◆ WHAT IS NEEDED ◆
The word "bookmarked": say how many lines of the data below contain it, and give the number alone.

◆ AVAILABLE DATA ◆
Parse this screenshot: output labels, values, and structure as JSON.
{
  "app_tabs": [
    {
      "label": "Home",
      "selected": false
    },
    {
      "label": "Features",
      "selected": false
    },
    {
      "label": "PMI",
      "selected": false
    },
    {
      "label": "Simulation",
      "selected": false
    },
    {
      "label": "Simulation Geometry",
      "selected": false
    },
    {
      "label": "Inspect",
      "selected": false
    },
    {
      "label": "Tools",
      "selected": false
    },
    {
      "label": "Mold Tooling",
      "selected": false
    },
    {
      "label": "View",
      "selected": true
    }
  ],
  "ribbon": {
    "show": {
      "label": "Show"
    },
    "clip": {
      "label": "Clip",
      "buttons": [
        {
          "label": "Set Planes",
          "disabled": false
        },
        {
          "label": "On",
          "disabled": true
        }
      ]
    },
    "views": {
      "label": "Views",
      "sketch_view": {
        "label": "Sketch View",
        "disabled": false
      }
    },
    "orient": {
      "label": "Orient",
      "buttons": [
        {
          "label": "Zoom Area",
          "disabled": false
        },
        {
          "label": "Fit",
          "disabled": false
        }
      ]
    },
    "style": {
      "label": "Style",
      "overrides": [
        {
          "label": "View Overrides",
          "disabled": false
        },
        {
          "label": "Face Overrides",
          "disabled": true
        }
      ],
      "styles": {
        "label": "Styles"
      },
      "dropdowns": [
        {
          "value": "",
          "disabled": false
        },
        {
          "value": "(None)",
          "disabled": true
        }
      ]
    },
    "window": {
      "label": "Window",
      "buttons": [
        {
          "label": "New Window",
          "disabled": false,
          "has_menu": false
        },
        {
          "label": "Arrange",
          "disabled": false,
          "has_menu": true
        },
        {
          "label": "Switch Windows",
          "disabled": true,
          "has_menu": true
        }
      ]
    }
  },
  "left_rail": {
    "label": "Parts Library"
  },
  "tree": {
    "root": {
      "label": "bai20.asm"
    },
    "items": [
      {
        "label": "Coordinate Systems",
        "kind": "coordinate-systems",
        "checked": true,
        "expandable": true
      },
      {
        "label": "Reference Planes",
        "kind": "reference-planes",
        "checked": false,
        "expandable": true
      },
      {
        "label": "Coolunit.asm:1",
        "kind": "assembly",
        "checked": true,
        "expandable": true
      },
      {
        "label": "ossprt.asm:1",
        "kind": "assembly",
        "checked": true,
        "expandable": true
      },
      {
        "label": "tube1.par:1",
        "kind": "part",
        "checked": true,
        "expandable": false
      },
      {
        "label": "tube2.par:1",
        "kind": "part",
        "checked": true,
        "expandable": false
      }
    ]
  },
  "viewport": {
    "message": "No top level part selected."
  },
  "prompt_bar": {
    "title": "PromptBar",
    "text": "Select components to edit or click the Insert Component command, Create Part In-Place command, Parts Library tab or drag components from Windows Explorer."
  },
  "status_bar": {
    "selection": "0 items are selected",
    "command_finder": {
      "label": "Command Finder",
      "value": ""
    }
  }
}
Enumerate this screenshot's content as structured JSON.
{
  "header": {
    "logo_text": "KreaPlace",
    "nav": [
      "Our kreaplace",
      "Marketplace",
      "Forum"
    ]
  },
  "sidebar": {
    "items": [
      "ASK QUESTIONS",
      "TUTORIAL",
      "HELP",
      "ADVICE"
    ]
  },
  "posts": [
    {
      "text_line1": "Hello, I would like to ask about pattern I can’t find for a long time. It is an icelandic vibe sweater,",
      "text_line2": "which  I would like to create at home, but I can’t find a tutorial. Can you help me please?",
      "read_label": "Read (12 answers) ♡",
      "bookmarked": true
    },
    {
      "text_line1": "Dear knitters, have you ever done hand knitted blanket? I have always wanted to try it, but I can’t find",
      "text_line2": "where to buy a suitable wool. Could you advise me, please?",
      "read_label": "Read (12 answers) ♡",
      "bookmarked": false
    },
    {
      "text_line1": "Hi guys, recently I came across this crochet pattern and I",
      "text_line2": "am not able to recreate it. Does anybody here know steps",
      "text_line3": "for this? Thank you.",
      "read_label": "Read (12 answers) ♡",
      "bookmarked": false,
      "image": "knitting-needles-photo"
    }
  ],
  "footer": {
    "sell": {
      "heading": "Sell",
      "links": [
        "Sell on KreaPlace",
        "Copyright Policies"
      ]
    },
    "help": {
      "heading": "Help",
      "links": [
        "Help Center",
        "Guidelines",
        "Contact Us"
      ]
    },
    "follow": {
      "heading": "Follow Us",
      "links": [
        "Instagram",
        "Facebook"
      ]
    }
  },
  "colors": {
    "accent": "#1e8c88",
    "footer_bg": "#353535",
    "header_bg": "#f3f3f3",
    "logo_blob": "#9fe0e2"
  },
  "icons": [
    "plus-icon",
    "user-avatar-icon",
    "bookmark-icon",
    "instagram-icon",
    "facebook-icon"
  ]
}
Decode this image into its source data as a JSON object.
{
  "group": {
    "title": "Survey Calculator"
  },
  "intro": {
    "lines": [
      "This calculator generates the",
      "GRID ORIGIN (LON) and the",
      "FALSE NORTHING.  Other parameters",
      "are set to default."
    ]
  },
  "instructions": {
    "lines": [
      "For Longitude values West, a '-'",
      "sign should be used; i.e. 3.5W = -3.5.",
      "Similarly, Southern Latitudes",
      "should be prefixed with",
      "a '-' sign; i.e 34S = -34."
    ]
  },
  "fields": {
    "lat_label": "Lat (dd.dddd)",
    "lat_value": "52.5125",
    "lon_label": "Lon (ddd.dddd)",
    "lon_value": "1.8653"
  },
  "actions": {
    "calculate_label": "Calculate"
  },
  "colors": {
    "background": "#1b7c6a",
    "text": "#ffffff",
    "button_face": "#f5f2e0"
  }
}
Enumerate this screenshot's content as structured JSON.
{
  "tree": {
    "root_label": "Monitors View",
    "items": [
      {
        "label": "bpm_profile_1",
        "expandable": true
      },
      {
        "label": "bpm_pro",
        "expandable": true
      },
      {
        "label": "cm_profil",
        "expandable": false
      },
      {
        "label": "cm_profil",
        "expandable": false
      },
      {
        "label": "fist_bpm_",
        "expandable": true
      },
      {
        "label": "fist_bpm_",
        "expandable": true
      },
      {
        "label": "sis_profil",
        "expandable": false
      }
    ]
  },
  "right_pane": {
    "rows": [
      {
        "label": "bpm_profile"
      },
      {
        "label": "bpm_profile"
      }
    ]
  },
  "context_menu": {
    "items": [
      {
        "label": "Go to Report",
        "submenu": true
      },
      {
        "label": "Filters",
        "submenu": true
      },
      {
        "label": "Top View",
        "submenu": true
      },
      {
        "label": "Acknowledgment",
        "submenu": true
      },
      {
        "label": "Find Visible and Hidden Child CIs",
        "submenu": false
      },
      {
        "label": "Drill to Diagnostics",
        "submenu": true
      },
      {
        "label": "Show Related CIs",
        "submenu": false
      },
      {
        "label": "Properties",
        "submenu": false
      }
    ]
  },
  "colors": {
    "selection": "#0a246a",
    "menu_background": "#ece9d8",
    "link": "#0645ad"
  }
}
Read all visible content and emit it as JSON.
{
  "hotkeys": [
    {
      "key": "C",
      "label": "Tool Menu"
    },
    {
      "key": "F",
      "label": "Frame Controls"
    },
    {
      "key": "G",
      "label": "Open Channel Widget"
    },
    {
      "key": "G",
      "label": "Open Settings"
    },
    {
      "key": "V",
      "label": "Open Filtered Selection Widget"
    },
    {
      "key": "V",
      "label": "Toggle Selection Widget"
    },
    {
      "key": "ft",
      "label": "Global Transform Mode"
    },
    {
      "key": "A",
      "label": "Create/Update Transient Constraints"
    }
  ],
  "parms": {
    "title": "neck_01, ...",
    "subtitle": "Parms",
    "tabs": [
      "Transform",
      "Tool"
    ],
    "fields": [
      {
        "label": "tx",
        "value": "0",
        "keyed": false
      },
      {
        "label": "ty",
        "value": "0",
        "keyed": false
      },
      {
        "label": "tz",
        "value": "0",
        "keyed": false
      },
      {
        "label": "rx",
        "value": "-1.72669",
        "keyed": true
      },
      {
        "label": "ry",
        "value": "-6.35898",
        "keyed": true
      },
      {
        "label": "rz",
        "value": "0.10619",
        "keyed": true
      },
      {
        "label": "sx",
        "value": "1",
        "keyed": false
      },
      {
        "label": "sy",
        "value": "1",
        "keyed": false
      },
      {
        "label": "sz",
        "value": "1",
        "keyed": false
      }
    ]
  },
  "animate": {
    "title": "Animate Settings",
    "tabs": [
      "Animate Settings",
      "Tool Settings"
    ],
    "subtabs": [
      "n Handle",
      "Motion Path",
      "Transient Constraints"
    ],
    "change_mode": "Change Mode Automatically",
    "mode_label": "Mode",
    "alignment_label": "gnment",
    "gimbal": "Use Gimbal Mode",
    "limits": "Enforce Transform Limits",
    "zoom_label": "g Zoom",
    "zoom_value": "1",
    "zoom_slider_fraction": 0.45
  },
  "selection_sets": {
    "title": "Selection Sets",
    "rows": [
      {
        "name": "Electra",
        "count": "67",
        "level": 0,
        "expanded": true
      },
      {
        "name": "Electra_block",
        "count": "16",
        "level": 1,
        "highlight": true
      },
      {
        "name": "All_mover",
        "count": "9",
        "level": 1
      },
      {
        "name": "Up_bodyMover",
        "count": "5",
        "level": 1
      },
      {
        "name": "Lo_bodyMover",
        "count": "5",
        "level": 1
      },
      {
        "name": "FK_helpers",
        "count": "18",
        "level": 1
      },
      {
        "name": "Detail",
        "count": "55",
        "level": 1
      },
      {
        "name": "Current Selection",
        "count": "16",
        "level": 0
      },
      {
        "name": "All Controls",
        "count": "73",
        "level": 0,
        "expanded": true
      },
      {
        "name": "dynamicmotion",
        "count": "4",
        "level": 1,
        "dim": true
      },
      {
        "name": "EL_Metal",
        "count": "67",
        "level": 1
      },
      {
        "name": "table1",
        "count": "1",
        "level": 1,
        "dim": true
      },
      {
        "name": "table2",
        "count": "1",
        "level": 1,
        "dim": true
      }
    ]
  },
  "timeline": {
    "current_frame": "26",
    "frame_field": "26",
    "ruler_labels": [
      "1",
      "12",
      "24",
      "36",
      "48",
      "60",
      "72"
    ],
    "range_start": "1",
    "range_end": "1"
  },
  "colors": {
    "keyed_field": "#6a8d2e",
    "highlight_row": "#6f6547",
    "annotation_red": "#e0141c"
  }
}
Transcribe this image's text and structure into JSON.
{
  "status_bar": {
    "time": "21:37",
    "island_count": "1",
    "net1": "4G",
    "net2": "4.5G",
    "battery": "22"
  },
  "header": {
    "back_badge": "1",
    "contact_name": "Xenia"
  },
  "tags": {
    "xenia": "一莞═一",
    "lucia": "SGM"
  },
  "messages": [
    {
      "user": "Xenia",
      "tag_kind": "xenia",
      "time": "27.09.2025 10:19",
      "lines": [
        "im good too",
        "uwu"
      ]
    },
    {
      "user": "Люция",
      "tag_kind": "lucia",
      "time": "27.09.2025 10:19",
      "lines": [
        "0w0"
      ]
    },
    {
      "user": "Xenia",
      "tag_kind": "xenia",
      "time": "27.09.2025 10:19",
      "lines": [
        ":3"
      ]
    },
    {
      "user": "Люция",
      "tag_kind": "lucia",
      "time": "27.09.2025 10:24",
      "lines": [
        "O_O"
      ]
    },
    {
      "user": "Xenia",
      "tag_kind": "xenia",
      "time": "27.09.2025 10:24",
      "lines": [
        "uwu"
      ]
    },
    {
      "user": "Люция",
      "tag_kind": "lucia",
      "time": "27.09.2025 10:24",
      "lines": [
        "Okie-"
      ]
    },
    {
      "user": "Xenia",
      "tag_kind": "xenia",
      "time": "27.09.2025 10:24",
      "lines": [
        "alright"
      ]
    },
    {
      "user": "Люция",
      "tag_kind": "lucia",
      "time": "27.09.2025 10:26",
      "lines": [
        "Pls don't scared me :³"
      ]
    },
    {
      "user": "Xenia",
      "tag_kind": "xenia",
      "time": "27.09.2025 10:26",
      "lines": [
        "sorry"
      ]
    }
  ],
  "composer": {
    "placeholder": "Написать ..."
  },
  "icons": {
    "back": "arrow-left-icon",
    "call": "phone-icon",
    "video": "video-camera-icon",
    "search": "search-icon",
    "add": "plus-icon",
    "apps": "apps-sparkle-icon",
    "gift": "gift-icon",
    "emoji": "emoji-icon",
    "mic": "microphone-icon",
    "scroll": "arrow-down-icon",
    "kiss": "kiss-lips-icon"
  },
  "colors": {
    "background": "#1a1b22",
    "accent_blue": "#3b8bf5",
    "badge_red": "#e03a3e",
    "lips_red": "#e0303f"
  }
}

◆ SOLVED EXERCISE ◆
3